Recently, I found this article titled The Silent Epidemic: Workplace Bullying on the Psychology Today website, written by Ray Williams.
The psychology behind this sort of behavior is really interesting, as well as glaringly disturbing. Basically another example of the desensitization of our culture & our general obsession for power. I think many companies and people alike could make a lot of positive changes if this was an issue taken more seriously. The truth is that stress is more harmful than we can see on the surface. Ahem.
Workplace bullying has become a silent epidemic North America, one that has huge hidden costs in terms of employee well being and productivity. Also known as psychological harassment or emotional abuse, bullying involves the conscious repeated effort to wound and seriously harm another person not with violence, but with words and actions. Bullying damages the physical, emotional and mental healthy of the person who is targeted…
The workplace bully abuses power, brings misery to his/her target and endeavors to steal the target’s self-confidence. Bullies often involve others using many tactics such as blaming for errors, unreasonable work demands, insults, putdowns, stealing credit, threatening job loss, and discounting accomplishments.
Who are these bullies? The WBI concluded that while perpetrators can be found in all ranks within organizations, the vast majority are bosses-managers, supervisors, and executives.
Bullies create a terrible toll within an organization. Their behavior leads to increased levels of stress among employees, higher rates of absenteeism and higher than normal attrition. One study by John Medina showed that workers stressed by bullying performed 50% worse on cognitive tests. Other studies estimate the financial costs of bullying at more than $200 billion per year. A study by Dr. Noreen Tehrani, who counseled victims of violence in Northern Ireland, and soldiers returning from overseas combat and victims of workplace, concluded that bullying exhibited similar psychological and physical symptoms-nightmares and extreme anxiety, and a variety of physical ailments.
In an article by Richard Williams, Wallace Higgins and Harvey Greenberg, published in the Boston Globe, they cited numerous research studies regarding leadership style and the health of employees. They concluded “your boss can cause you stress, induce depression and anxiety or even trigger the onset of serious illnesses. It is not just bad managers who can negatively affect employee health, but it is also the halfhearted and mediocre who put employees on the sick list.” And the cost is huge in terms of lost productivity, healthcare costs and employee turnover. The authors argue that a whole new field of litigation in the U.S. is developing-“lawsuits against ‘bad bosses’ and the organizations that negligently allow them to supervise.”

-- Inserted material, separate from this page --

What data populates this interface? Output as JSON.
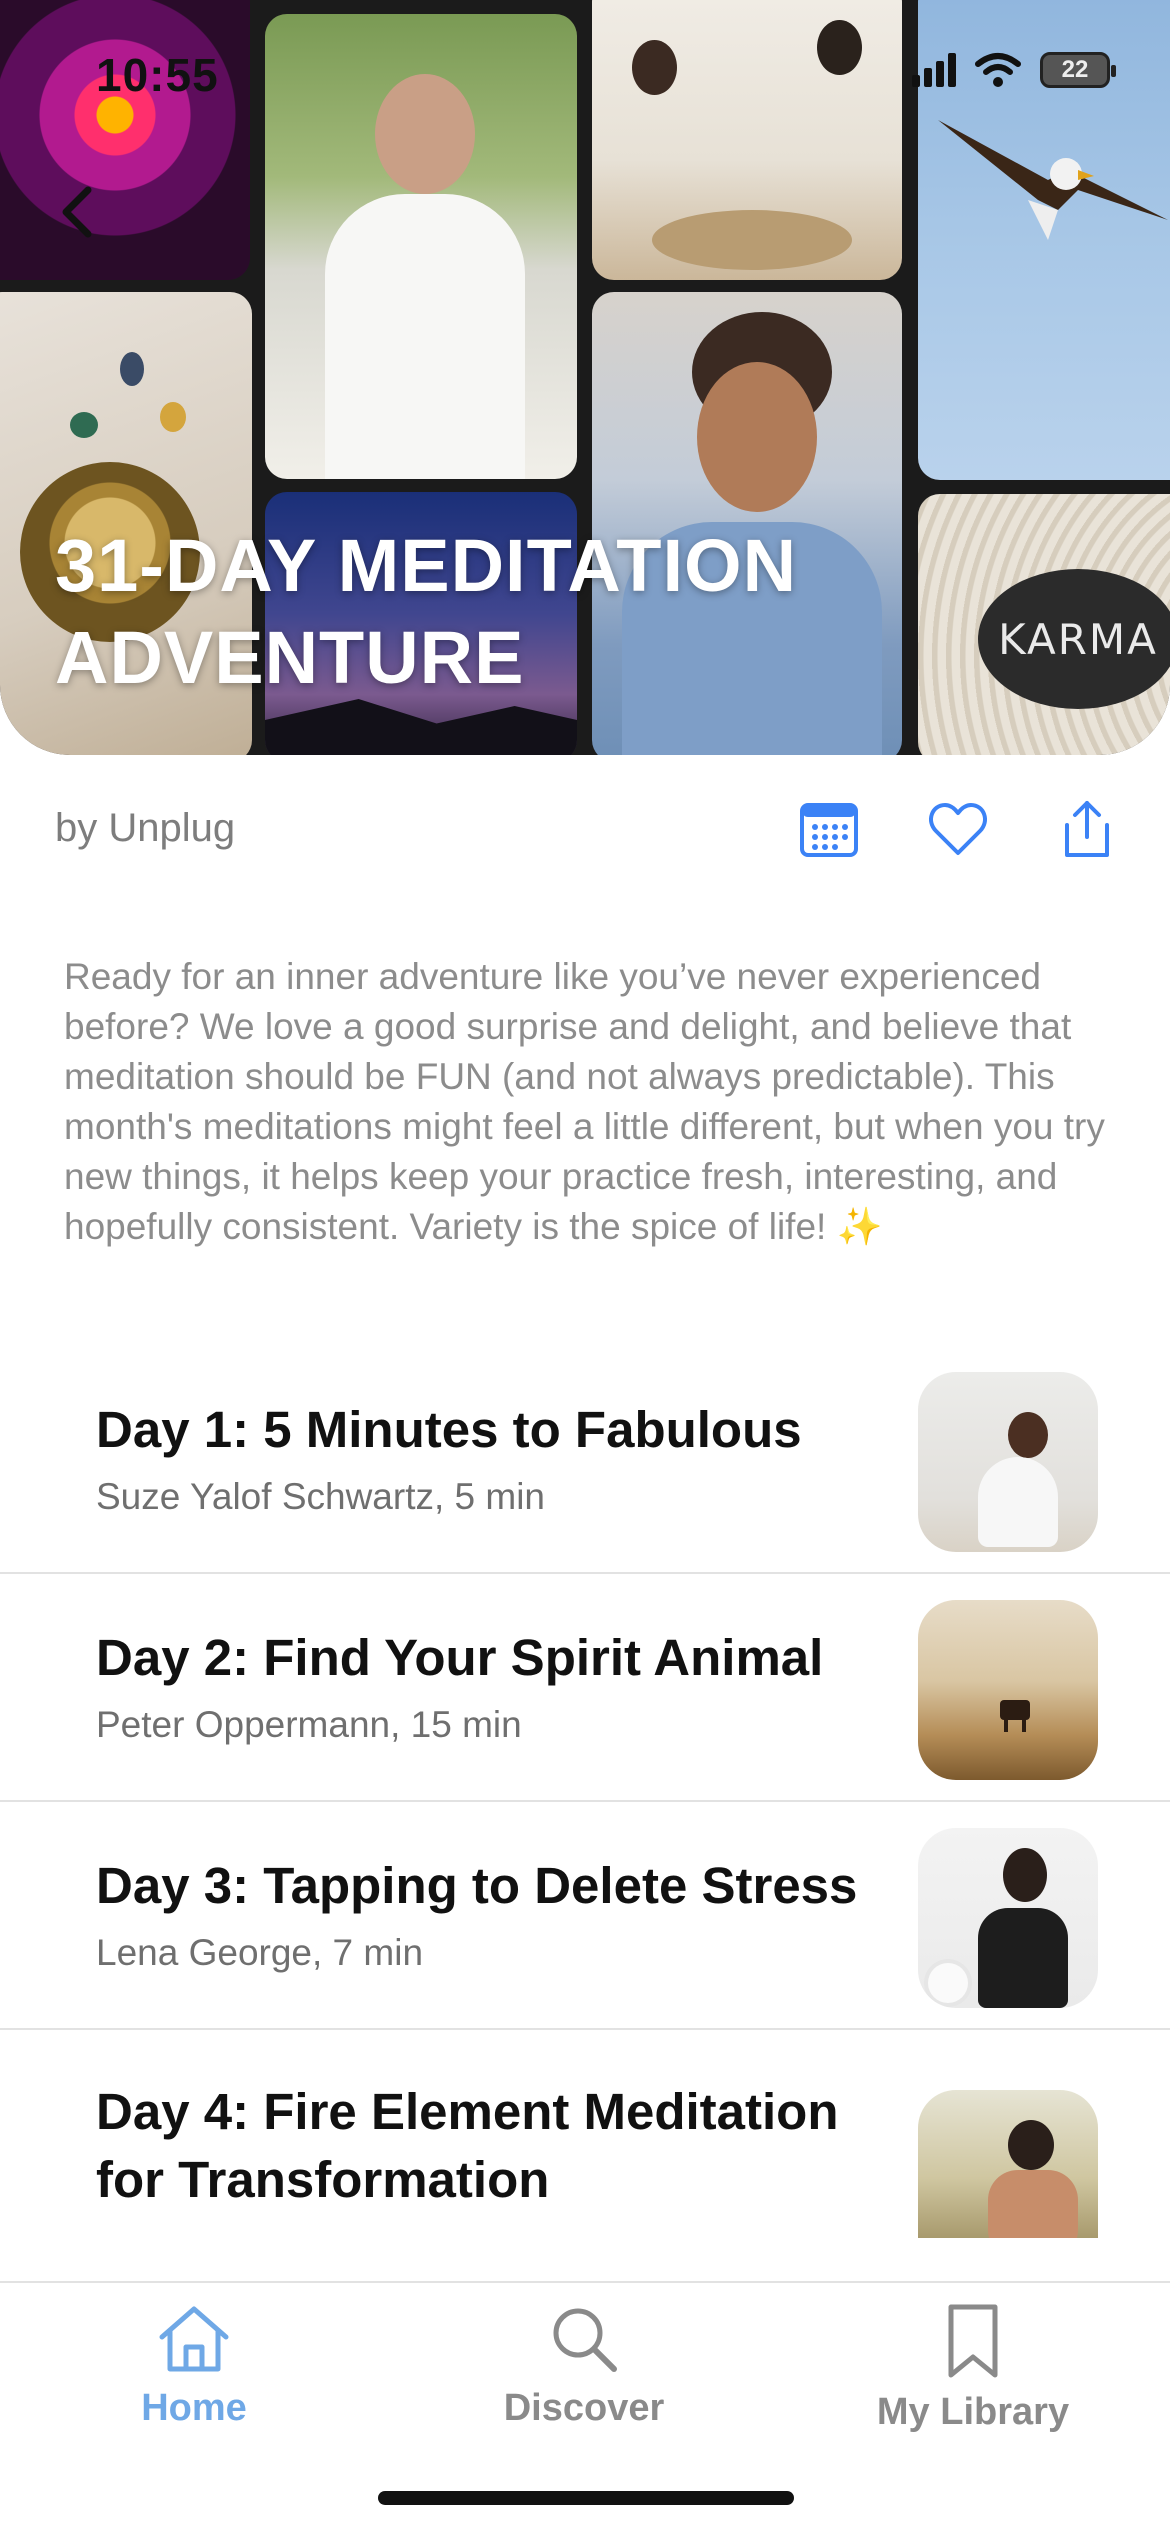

Lisa M.S. Barrow, author of In Darkness Light Dawns: Exposing Workplace Bullying, says “Bullies typically possess a Type A personality; they are competitive and appear driven, operating as they do from a sense of urgency. This has its advantages in the workplace but the shadow side of Type A is the tendency to become frustrated and verbally abusive when things don’t go according to plan. Impatience and temper tantrums are common for Type A individuals who haven’t engaged in t the personal growth required to gain self-awareness, maintain emotional stability and consider situations from multiple points of view. Because of the bully’s “two-faced nature”– considerate if things are going well and abusive if not– his/her presence in an organization can cause the work environment to become tense. People feel as if they are walking on eggshells around the bully. They feel he/she is a sleeping giant, who could, upon waking, explode with rage. Above all, bullies crave power and control, and this craving underlies much of what they do, say and fail to do and say. Bullies use charm and deceit to further their own ends and seem oblivious to the trail of damage they leave behind, as long as their appetites for power and control are fulfilled.”
Contrary to conventional wisdom, the targets of office bullies are not the new, inexperienced and less confident employees. The targets, according to research, are the highly competent, accomplished, experienced and popular employees. And making them targets makes it harder for them to get notice or reprieve. Independent, experienced workers pose the greatest threat to the bullies. And when bullies find targets that refuse to be controlled and intimidated, they escalate their behavior.”[/accordion]